- Task goal: Reproduce the listing exactly and skip over any pictures.

- Extracted entries:
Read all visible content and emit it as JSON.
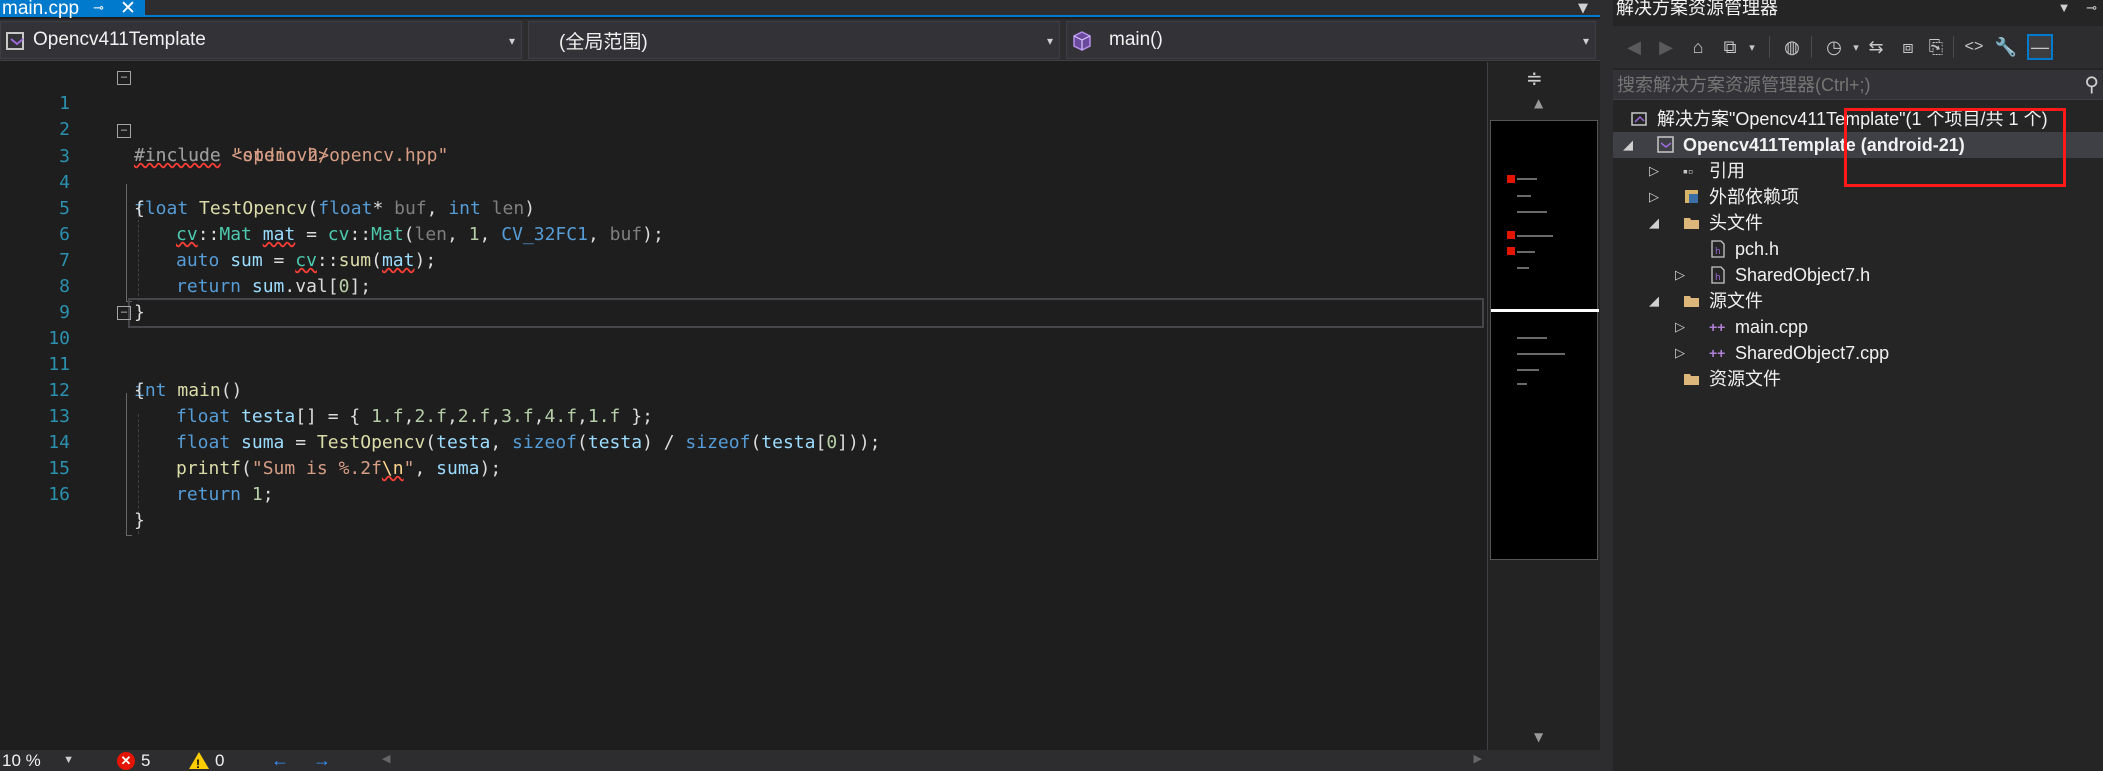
{
  "editor": {
    "tab": {
      "label": "main.cpp",
      "pin": "⊸",
      "close": "✕"
    },
    "navbar": {
      "project": "Opencv411Template",
      "scope": "(全局范围)",
      "function": "main()"
    },
    "lines": [
      {
        "n": "1"
      },
      {
        "n": "2"
      },
      {
        "n": "3"
      },
      {
        "n": "4"
      },
      {
        "n": "5"
      },
      {
        "n": "6"
      },
      {
        "n": "7"
      },
      {
        "n": "8"
      },
      {
        "n": "9"
      },
      {
        "n": "10"
      },
      {
        "n": "11"
      },
      {
        "n": "12"
      },
      {
        "n": "13"
      },
      {
        "n": "14"
      },
      {
        "n": "15"
      },
      {
        "n": "16"
      }
    ],
    "code": {
      "l1": {
        "a": "#include",
        "b": " \"opencv2/opencv.hpp\""
      },
      "l2": {
        "a": "#include",
        "b": " <stdio.h>"
      },
      "l3": {
        "a": "float",
        "b": " ",
        "c": "TestOpencv",
        "d": "(",
        "e": "float",
        "f": "* ",
        "g": "buf",
        "h": ", ",
        "i": "int",
        "j": " ",
        "k": "len",
        "m": ")"
      },
      "l4": "{",
      "l5": {
        "a": "cv",
        "b": "::",
        "c": "Mat",
        "d": " ",
        "e": "mat",
        "f": " = ",
        "g": "cv",
        "h": "::",
        "i": "Mat",
        "j": "(",
        "k": "len",
        "m": ", ",
        "n": "1",
        "o": ", ",
        "p": "CV_32FC1",
        "q": ", ",
        "r": "buf",
        "s": ");"
      },
      "l6": {
        "a": "auto",
        "b": " ",
        "c": "sum",
        "d": " = ",
        "e": "cv",
        "f": "::",
        "g": "sum",
        "h": "(",
        "i": "mat",
        "j": ");"
      },
      "l7": {
        "a": "return",
        "b": " ",
        "c": "sum",
        "d": ".",
        "e": "val",
        "f": "[",
        "g": "0",
        "h": "];"
      },
      "l8": "}",
      "l10": {
        "a": "int",
        "b": " ",
        "c": "main",
        "d": "()"
      },
      "l11": "{",
      "l12": {
        "a": "float",
        "b": " ",
        "c": "testa",
        "d": "[] = { ",
        "e": "1.f",
        "f": ",",
        "g": "2.f",
        "h": ",",
        "i": "2.f",
        "j": ",",
        "k": "3.f",
        "m": ",",
        "n": "4.f",
        "o": ",",
        "p": "1.f",
        "q": " };"
      },
      "l13": {
        "a": "float",
        "b": " ",
        "c": "suma",
        "d": " = ",
        "e": "TestOpencv",
        "f": "(",
        "g": "testa",
        "h": ", ",
        "i": "sizeof",
        "j": "(",
        "k": "testa",
        "m": ") / ",
        "n": "sizeof",
        "o": "(",
        "p": "testa",
        "q": "[",
        "r": "0",
        "s": "]));"
      },
      "l14": {
        "a": "printf",
        "b": "(",
        "c": "\"Sum is %.2f",
        "d": "\\n",
        "e": "\"",
        "f": ", ",
        "g": "suma",
        "h": ");"
      },
      "l15": {
        "a": "return",
        "b": " ",
        "c": "1",
        "d": ";"
      },
      "l16": "}"
    }
  },
  "statusbar": {
    "zoom": "10 %",
    "errors": "5",
    "warnings": "0"
  },
  "solution_explorer": {
    "title": "解决方案资源管理器",
    "search_placeholder": "搜索解决方案资源管理器(Ctrl+;)",
    "items": [
      {
        "label": "解决方案\"Opencv411Template\"(1 个项目/共 1 个)"
      },
      {
        "label": "Opencv411Template (android-21)"
      },
      {
        "label": "引用"
      },
      {
        "label": "外部依赖项"
      },
      {
        "label": "头文件"
      },
      {
        "label": "pch.h"
      },
      {
        "label": "SharedObject7.h"
      },
      {
        "label": "源文件"
      },
      {
        "label": "main.cpp"
      },
      {
        "label": "SharedObject7.cpp"
      },
      {
        "label": "资源文件"
      }
    ]
  },
  "colors": {
    "accent": "#007acc",
    "error": "#e51400",
    "warning": "#ffcc00",
    "highlight_box": "#ff1a1a",
    "line_number": "#2b91af",
    "keyword": "#569cd6"
  }
}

- Solution:
Read all visible content and emit it as JSON.
{
  "editor": {
    "tab": {
      "label": "main.cpp",
      "pin": "⊸",
      "close": "✕"
    },
    "navbar": {
      "project": "Opencv411Template",
      "scope": "(全局范围)",
      "function": "main()"
    },
    "lines": [
      {
        "n": "1"
      },
      {
        "n": "2"
      },
      {
        "n": "3"
      },
      {
        "n": "4"
      },
      {
        "n": "5"
      },
      {
        "n": "6"
      },
      {
        "n": "7"
      },
      {
        "n": "8"
      },
      {
        "n": "9"
      },
      {
        "n": "10"
      },
      {
        "n": "11"
      },
      {
        "n": "12"
      },
      {
        "n": "13"
      },
      {
        "n": "14"
      },
      {
        "n": "15"
      },
      {
        "n": "16"
      }
    ],
    "code": {
      "l1": {
        "a": "#include",
        "b": " \"opencv2/opencv.hpp\""
      },
      "l2": {
        "a": "#include",
        "b": " <stdio.h>"
      },
      "l3": {
        "a": "float",
        "b": " ",
        "c": "TestOpencv",
        "d": "(",
        "e": "float",
        "f": "* ",
        "g": "buf",
        "h": ", ",
        "i": "int",
        "j": " ",
        "k": "len",
        "m": ")"
      },
      "l4": "{",
      "l5": {
        "a": "cv",
        "b": "::",
        "c": "Mat",
        "d": " ",
        "e": "mat",
        "f": " = ",
        "g": "cv",
        "h": "::",
        "i": "Mat",
        "j": "(",
        "k": "len",
        "m": ", ",
        "n": "1",
        "o": ", ",
        "p": "CV_32FC1",
        "q": ", ",
        "r": "buf",
        "s": ");"
      },
      "l6": {
        "a": "auto",
        "b": " ",
        "c": "sum",
        "d": " = ",
        "e": "cv",
        "f": "::",
        "g": "sum",
        "h": "(",
        "i": "mat",
        "j": ");"
      },
      "l7": {
        "a": "return",
        "b": " ",
        "c": "sum",
        "d": ".",
        "e": "val",
        "f": "[",
        "g": "0",
        "h": "];"
      },
      "l8": "}",
      "l10": {
        "a": "int",
        "b": " ",
        "c": "main",
        "d": "()"
      },
      "l11": "{",
      "l12": {
        "a": "float",
        "b": " ",
        "c": "testa",
        "d": "[] = { ",
        "e": "1.f",
        "f": ",",
        "g": "2.f",
        "h": ",",
        "i": "2.f",
        "j": ",",
        "k": "3.f",
        "m": ",",
        "n": "4.f",
        "o": ",",
        "p": "1.f",
        "q": " };"
      },
      "l13": {
        "a": "float",
        "b": " ",
        "c": "suma",
        "d": " = ",
        "e": "TestOpencv",
        "f": "(",
        "g": "testa",
        "h": ", ",
        "i": "sizeof",
        "j": "(",
        "k": "testa",
        "m": ") / ",
        "n": "sizeof",
        "o": "(",
        "p": "testa",
        "q": "[",
        "r": "0",
        "s": "]));"
      },
      "l14": {
        "a": "printf",
        "b": "(",
        "c": "\"Sum is %.2f",
        "d": "\\n",
        "e": "\"",
        "f": ", ",
        "g": "suma",
        "h": ");"
      },
      "l15": {
        "a": "return",
        "b": " ",
        "c": "1",
        "d": ";"
      },
      "l16": "}"
    }
  },
  "statusbar": {
    "zoom": "10 %",
    "errors": "5",
    "warnings": "0"
  },
  "solution_explorer": {
    "title": "解决方案资源管理器",
    "search_placeholder": "搜索解决方案资源管理器(Ctrl+;)",
    "items": [
      {
        "label": "解决方案\"Opencv411Template\"(1 个项目/共 1 个)"
      },
      {
        "label": "Opencv411Template (android-21)"
      },
      {
        "label": "引用"
      },
      {
        "label": "外部依赖项"
      },
      {
        "label": "头文件"
      },
      {
        "label": "pch.h"
      },
      {
        "label": "SharedObject7.h"
      },
      {
        "label": "源文件"
      },
      {
        "label": "main.cpp"
      },
      {
        "label": "SharedObject7.cpp"
      },
      {
        "label": "资源文件"
      }
    ]
  },
  "colors": {
    "accent": "#007acc",
    "error": "#e51400",
    "warning": "#ffcc00",
    "highlight_box": "#ff1a1a",
    "line_number": "#2b91af",
    "keyword": "#569cd6"
  }
}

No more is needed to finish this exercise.